Besides my mother, the musical influences I have are too numerous to name - many known and unknown musicians and “old-timer” engineers have given their time and talents to guide me throughout my career, that kind of mentorship is necessary and important to future generations. This is why I started an engineering school here at Gat3 in 2008.

Can you briefly describe a moment of frustration from your past work, and what you may have done to overcome the obstacles? Would you approach it differently now?

I think one of the most important factors to remove frustration when recording or mixing is phenomenal monitoring. You can only make good decisions on what you accurately hear! Great monitoring is necessary and critical. Accurate and musical headphones like Audeze can deliver that accuracy and enjoyment! 

Is there any gear you find yourself turning to most when working on a project? What are some of your favorite tools/instruments recently?

I definitely love great microphones. I am fortunate to have collected hundreds during my career. The conversion of acoustic energy to electricity is a very important transformation in the process as is the opposite, which is playback (electricity back to acoustic energy)!

I also really love using Shunyata power and interconnects, along with Accusound multi-core cabling. Bricasti and Merging Technologies DACs and ADCs are the best! Grimm, Augspurger, and Bowers and Wilkins speakers are all spectacular.

I am excited to bring Audeze to our studios and recording students as well! I never thought I’d find headphones that sound like amazing studio monitors!

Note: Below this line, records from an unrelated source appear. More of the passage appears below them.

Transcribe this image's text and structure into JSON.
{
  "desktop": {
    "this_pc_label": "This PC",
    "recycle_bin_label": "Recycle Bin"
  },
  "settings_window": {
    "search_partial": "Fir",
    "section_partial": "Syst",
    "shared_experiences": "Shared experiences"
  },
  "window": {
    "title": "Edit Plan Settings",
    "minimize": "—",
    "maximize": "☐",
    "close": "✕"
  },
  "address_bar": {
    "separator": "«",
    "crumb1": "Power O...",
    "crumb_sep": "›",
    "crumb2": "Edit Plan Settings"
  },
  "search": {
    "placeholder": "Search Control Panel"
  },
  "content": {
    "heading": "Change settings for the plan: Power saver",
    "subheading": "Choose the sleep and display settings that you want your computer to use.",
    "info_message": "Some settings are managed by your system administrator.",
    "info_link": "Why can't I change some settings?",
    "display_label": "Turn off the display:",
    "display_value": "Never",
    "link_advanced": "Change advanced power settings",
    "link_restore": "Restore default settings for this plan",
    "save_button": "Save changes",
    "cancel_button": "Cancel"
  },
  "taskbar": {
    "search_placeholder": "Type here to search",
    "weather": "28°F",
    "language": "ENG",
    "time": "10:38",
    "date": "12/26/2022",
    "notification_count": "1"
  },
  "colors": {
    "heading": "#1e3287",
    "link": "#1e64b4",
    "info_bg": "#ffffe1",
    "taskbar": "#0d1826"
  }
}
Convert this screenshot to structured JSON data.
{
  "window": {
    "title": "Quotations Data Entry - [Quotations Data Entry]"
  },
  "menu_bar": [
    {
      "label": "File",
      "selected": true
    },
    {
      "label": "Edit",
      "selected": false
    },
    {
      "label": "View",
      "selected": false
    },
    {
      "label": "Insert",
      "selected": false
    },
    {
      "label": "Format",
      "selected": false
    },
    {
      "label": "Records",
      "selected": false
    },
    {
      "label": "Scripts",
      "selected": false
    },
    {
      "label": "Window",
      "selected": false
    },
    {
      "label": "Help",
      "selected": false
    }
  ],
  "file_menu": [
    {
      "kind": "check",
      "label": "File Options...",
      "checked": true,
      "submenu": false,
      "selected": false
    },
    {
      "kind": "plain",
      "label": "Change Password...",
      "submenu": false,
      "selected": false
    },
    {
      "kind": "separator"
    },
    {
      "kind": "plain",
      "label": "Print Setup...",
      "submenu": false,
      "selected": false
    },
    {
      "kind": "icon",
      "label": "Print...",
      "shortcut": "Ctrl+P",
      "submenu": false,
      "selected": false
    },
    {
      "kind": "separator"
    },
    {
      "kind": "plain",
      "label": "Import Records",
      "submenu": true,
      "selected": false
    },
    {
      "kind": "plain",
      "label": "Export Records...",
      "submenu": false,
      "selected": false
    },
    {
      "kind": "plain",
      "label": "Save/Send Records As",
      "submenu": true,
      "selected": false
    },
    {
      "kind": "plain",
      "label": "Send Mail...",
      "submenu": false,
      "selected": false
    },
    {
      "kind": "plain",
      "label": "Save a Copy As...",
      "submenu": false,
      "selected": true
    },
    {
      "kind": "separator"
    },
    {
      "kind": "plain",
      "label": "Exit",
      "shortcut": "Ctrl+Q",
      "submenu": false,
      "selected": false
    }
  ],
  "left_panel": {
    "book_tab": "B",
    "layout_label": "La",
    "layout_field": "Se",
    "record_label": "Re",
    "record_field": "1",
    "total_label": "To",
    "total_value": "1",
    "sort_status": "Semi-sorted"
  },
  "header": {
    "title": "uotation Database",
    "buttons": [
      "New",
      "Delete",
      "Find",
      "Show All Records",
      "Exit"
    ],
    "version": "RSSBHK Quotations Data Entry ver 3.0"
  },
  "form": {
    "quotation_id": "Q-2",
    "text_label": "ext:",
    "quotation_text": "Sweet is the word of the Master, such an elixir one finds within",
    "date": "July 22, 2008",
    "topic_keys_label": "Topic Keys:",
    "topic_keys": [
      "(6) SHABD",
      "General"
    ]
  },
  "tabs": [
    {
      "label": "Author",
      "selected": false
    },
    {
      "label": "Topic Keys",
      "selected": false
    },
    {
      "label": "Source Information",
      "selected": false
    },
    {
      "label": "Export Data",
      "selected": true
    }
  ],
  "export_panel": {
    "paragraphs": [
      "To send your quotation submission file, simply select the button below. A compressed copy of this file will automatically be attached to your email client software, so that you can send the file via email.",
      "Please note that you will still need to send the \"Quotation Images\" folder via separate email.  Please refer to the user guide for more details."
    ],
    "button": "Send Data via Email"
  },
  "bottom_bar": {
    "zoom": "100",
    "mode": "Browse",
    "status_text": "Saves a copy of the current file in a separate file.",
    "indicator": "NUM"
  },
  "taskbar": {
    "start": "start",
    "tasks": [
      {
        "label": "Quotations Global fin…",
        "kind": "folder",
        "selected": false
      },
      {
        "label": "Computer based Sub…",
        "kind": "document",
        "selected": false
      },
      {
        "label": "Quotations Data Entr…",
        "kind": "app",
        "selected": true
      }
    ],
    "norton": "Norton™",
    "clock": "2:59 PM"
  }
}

Do you have any words of wisdom for people who might aspire toward a similar path for their own careers?

Listen! Listen! Listen! Get some Audeze headphones and great speakers and spend hours studying the sonics of the best recordings out there. Make a journal of the sounds and how they impact you and before long you’ll be creating those sonics in your own recordings.

How long have you been working with headphones, and how do you typically use them in your workflow?

Honestly, headphones have traditionally been an issue for me. While I love the immediacy of the sound being “right there”, I felt most headphones didn’t tell me the truth about the source. I found the sound either overly analytical and separated lacking space or highly boosted in the treble and bass areas. My experience with the Audeze was NOT that way at all! They are extended in resonance and dynamics, but musical and pleasing. They are accurate and engaging and allow you to enjoy what you're listening to while being able to make good decisions.

Do you have any additional comments or stories you want to share?

Recently, when legendary frontman and guitarist Dave Mustaine of Megadeth was at Gat3 he told me (and my wife, the director of operations) a story about Finnish shipbuilders and how that applies to our facilities. It was an enlightening chat about families (my daughters also work at the studio in video and music) and passing skills down the generations. His discussion left an impression that won’t be forgotten.

How have your Audeze headphones affected your work? Can you tell us what you’ve been working on with them recently?

These headphones are different - they are not constrained or feel like small drivers on my head. They are open and truthful with depth like listening to great studio monitors in a well designed room. This is a fantastic product where you can actually HEAR what is going on.

While these are expensive at first glance, I think they are a real bargain. You would have to invest in an acoustic engineer and all of the expenses needed to design, construct, and tune a listening room or studio - not to mention the cost of world class speakers to hear this good. I recently mastered several songs using the LCD-5 exclusively. I went back and checked my work on my mastering system monitors when I was done for verification and everything was spot on!

Glenn A Tabor III's Audeze LCD-5 headphones